Understanding Bank Runs: The Importance of Depositor-Bank Relationships and Networks
We use a unique, new, database to examine micro depositor level data for a bank that faced a run. We use minute-by-minute depositor withdrawal data to understand the effectiveness of deposit insurance, the role of social networks, and the importance of bank-depositor relationships in influencing depositor propensity to run. We employ methods from the epidemiology literature which examine how diseases spread to estimate transmission probabilities of depositors running, and the significant underlying factors. We find that deposit insurance is only partially effective in preventing bank runs. Further, our results suggest that social network effects are important but are mitigated by other factors, in particular the length and depth of the bank-depositor relationship. Depositors with longer relationships and those who have availed of loans from a bank are less likely to run during a crisis, suggesting that cross-selling acts not just as a revenue generator but also as a complementary insurance mechanism for the bank. Finally, we find there are long term effects of a solvent bank run in that depositors who run do not return back to the bank. Our results help understand the underlying dynamics of bank runs and hold important policy implications.
We would like to thank Doug Diamond, Mark Flannery, Atif Mian, Adair Morse, George Pennacchi, Debu Purohit, David Robinson, Claire Rosenfeld, Florencio Lopez de Silanes, Phil Strahan, Per Stromberg, David Smith, Amir Sufi, Anjan Thakor, Tanju Yorulmazer, and seminar participants at the American Finance Association Meetings, New Orleans, Bank Structure and Competition conference, Fed Chicago, Duke University, European School of Management and Technology, Federal Deposit Insurance Corporation, Washington, Financial Intermediation Research Society Conference, Anchorage, Harvard Business School, Indian School of Business, NBER Corporate Finance Summer Institute, New York Fed and NYU Stern conference on Financial Intermediation, University of Amsterdam, UBC Winter conference, Whistler, World Bank, Vanderbilt University, and CAC-FIC-SIFR conference at Wharton for helpful comments. We are grateful to Mr. Gokul Parikh, and the staff of the bank for all their help. We appreciate the excellent research assistance of Ananth Raman. We thank the FDIC for financial support. The views expressed herein are those of the author(s) and do not necessarily reflect the views of the National Bureau of Economic Research.

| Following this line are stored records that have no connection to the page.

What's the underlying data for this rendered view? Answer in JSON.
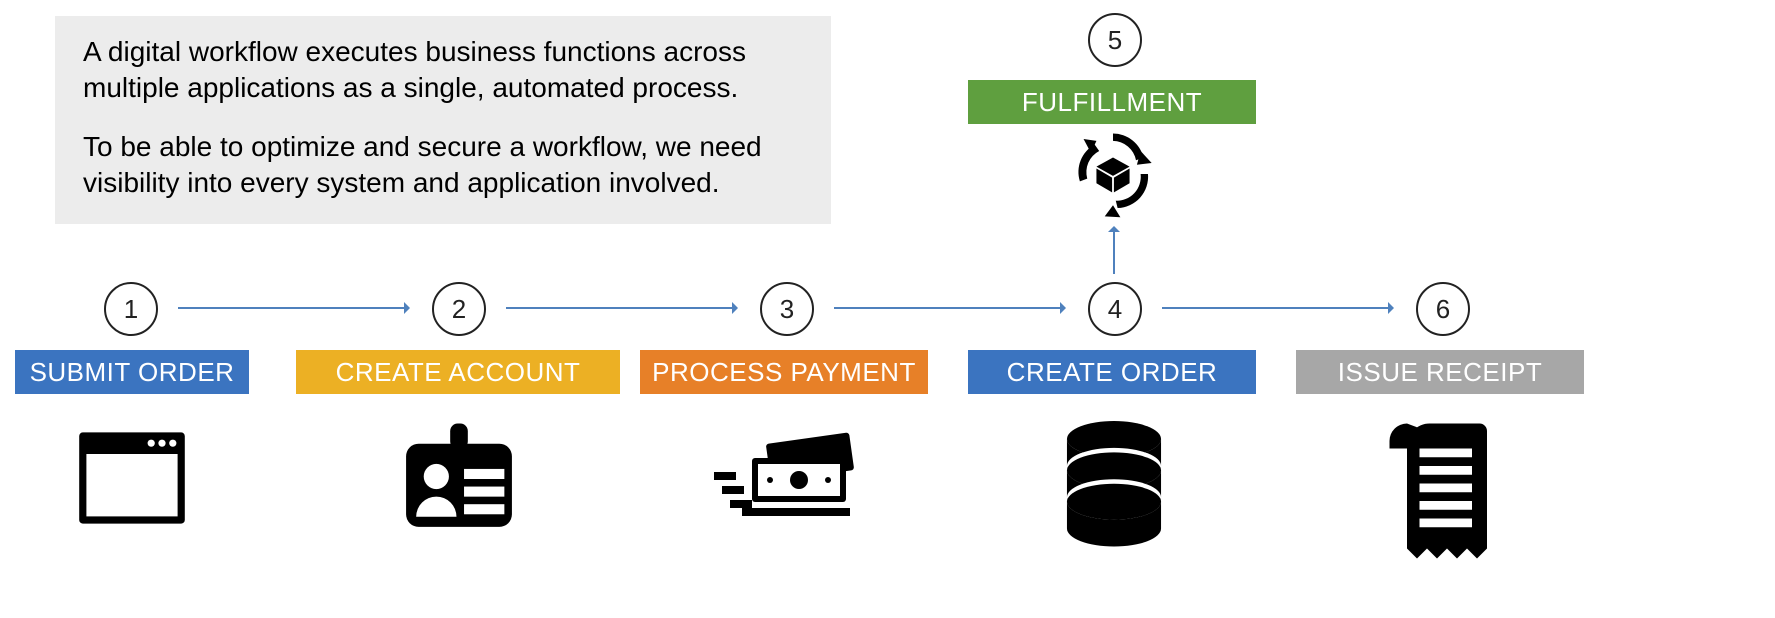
{
  "callout": {
    "p1": "A digital workflow executes business functions across multiple applications as a single, automated process.",
    "p2": "To be able to optimize and secure a workflow, we need visibility into every system and application involved."
  },
  "steps": {
    "s1": {
      "num": "1",
      "label": "SUBMIT ORDER"
    },
    "s2": {
      "num": "2",
      "label": "CREATE ACCOUNT"
    },
    "s3": {
      "num": "3",
      "label": "PROCESS PAYMENT"
    },
    "s4": {
      "num": "4",
      "label": "CREATE ORDER"
    },
    "s5": {
      "num": "5",
      "label": "FULFILLMENT"
    },
    "s6": {
      "num": "6",
      "label": "ISSUE RECEIPT"
    }
  },
  "chart_data": {
    "type": "flow",
    "nodes": [
      {
        "id": 1,
        "label": "SUBMIT ORDER",
        "color": "#3b74c0",
        "icon": "browser-window"
      },
      {
        "id": 2,
        "label": "CREATE ACCOUNT",
        "color": "#ecb024",
        "icon": "id-badge"
      },
      {
        "id": 3,
        "label": "PROCESS PAYMENT",
        "color": "#e78028",
        "icon": "cash"
      },
      {
        "id": 4,
        "label": "CREATE ORDER",
        "color": "#3b74c0",
        "icon": "database"
      },
      {
        "id": 5,
        "label": "FULFILLMENT",
        "color": "#5f9f3f",
        "icon": "package-cycle"
      },
      {
        "id": 6,
        "label": "ISSUE RECEIPT",
        "color": "#a7a7a7",
        "icon": "receipt"
      }
    ],
    "edges": [
      {
        "from": 1,
        "to": 2
      },
      {
        "from": 2,
        "to": 3
      },
      {
        "from": 3,
        "to": 4
      },
      {
        "from": 4,
        "to": 5
      },
      {
        "from": 4,
        "to": 6
      }
    ]
  }
}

Rajkamal Iyer & Manju Puri, 2012. "Understanding Bank Runs: The Importance of Depositor-Bank Relationships and Networks," American Economic Review, vol 102(4), pages 1414-1445. citation courtesy of